***** Record extracts *****
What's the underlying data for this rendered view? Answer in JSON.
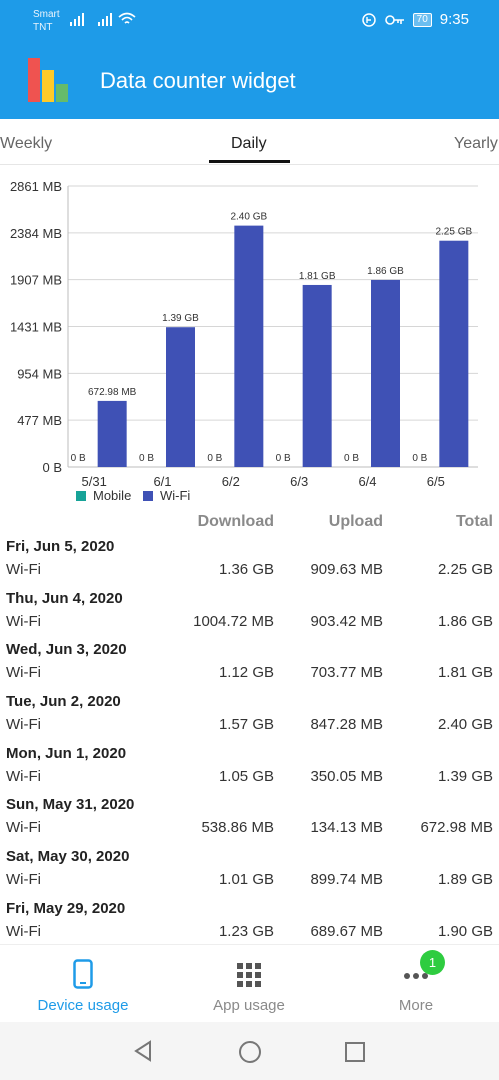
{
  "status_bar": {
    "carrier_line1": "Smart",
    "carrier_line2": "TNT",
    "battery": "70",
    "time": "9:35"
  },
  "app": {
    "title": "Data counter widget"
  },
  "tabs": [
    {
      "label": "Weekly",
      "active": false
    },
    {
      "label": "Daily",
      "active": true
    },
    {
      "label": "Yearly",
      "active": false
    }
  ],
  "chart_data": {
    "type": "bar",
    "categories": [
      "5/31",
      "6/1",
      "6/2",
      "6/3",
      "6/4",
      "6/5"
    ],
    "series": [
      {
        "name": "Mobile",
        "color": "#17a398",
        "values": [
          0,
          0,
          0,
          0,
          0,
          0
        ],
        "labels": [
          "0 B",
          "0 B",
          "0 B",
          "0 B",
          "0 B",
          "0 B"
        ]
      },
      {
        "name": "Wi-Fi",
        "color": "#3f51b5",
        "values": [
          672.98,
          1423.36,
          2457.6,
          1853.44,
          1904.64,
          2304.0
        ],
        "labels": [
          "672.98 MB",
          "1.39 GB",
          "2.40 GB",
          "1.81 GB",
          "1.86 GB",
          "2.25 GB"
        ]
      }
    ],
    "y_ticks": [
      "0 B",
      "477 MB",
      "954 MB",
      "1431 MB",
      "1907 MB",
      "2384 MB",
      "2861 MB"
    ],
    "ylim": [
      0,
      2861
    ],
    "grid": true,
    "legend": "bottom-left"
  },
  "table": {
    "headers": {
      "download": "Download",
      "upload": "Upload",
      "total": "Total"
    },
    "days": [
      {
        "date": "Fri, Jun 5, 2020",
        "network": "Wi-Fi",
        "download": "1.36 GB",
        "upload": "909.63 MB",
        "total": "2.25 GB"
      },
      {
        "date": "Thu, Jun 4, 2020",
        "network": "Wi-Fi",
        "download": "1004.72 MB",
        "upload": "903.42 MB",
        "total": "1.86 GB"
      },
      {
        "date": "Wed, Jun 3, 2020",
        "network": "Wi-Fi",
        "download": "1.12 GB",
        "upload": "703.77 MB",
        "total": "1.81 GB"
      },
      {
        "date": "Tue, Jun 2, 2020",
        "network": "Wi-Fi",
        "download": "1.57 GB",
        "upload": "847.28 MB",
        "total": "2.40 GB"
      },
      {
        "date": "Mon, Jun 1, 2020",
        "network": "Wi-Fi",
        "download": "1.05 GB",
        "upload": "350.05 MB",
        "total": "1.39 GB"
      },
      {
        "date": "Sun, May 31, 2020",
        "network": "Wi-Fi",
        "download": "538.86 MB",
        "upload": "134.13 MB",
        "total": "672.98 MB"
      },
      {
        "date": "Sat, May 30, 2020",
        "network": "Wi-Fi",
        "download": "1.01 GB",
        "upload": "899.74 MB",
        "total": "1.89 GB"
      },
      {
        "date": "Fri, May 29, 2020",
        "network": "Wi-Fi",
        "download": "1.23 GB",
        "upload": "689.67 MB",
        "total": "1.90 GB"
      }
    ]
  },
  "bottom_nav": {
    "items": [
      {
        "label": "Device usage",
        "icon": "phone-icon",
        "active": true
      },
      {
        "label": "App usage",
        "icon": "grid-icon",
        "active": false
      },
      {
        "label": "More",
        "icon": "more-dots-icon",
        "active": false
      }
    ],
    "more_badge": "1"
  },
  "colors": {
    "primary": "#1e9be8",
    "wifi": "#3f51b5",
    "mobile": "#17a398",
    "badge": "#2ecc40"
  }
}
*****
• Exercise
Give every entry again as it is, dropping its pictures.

• Reply
What's the underlying data for this rendered view? Answer in JSON.
{
  "status_bar": {
    "carrier_line1": "Smart",
    "carrier_line2": "TNT",
    "battery": "70",
    "time": "9:35"
  },
  "app": {
    "title": "Data counter widget"
  },
  "tabs": [
    {
      "label": "Weekly",
      "active": false
    },
    {
      "label": "Daily",
      "active": true
    },
    {
      "label": "Yearly",
      "active": false
    }
  ],
  "chart_data": {
    "type": "bar",
    "categories": [
      "5/31",
      "6/1",
      "6/2",
      "6/3",
      "6/4",
      "6/5"
    ],
    "series": [
      {
        "name": "Mobile",
        "color": "#17a398",
        "values": [
          0,
          0,
          0,
          0,
          0,
          0
        ],
        "labels": [
          "0 B",
          "0 B",
          "0 B",
          "0 B",
          "0 B",
          "0 B"
        ]
      },
      {
        "name": "Wi-Fi",
        "color": "#3f51b5",
        "values": [
          672.98,
          1423.36,
          2457.6,
          1853.44,
          1904.64,
          2304.0
        ],
        "labels": [
          "672.98 MB",
          "1.39 GB",
          "2.40 GB",
          "1.81 GB",
          "1.86 GB",
          "2.25 GB"
        ]
      }
    ],
    "y_ticks": [
      "0 B",
      "477 MB",
      "954 MB",
      "1431 MB",
      "1907 MB",
      "2384 MB",
      "2861 MB"
    ],
    "ylim": [
      0,
      2861
    ],
    "grid": true,
    "legend": "bottom-left"
  },
  "table": {
    "headers": {
      "download": "Download",
      "upload": "Upload",
      "total": "Total"
    },
    "days": [
      {
        "date": "Fri, Jun 5, 2020",
        "network": "Wi-Fi",
        "download": "1.36 GB",
        "upload": "909.63 MB",
        "total": "2.25 GB"
      },
      {
        "date": "Thu, Jun 4, 2020",
        "network": "Wi-Fi",
        "download": "1004.72 MB",
        "upload": "903.42 MB",
        "total": "1.86 GB"
      },
      {
        "date": "Wed, Jun 3, 2020",
        "network": "Wi-Fi",
        "download": "1.12 GB",
        "upload": "703.77 MB",
        "total": "1.81 GB"
      },
      {
        "date": "Tue, Jun 2, 2020",
        "network": "Wi-Fi",
        "download": "1.57 GB",
        "upload": "847.28 MB",
        "total": "2.40 GB"
      },
      {
        "date": "Mon, Jun 1, 2020",
        "network": "Wi-Fi",
        "download": "1.05 GB",
        "upload": "350.05 MB",
        "total": "1.39 GB"
      },
      {
        "date": "Sun, May 31, 2020",
        "network": "Wi-Fi",
        "download": "538.86 MB",
        "upload": "134.13 MB",
        "total": "672.98 MB"
      },
      {
        "date": "Sat, May 30, 2020",
        "network": "Wi-Fi",
        "download": "1.01 GB",
        "upload": "899.74 MB",
        "total": "1.89 GB"
      },
      {
        "date": "Fri, May 29, 2020",
        "network": "Wi-Fi",
        "download": "1.23 GB",
        "upload": "689.67 MB",
        "total": "1.90 GB"
      }
    ]
  },
  "bottom_nav": {
    "items": [
      {
        "label": "Device usage",
        "icon": "phone-icon",
        "active": true
      },
      {
        "label": "App usage",
        "icon": "grid-icon",
        "active": false
      },
      {
        "label": "More",
        "icon": "more-dots-icon",
        "active": false
      }
    ],
    "more_badge": "1"
  },
  "colors": {
    "primary": "#1e9be8",
    "wifi": "#3f51b5",
    "mobile": "#17a398",
    "badge": "#2ecc40"
  }
}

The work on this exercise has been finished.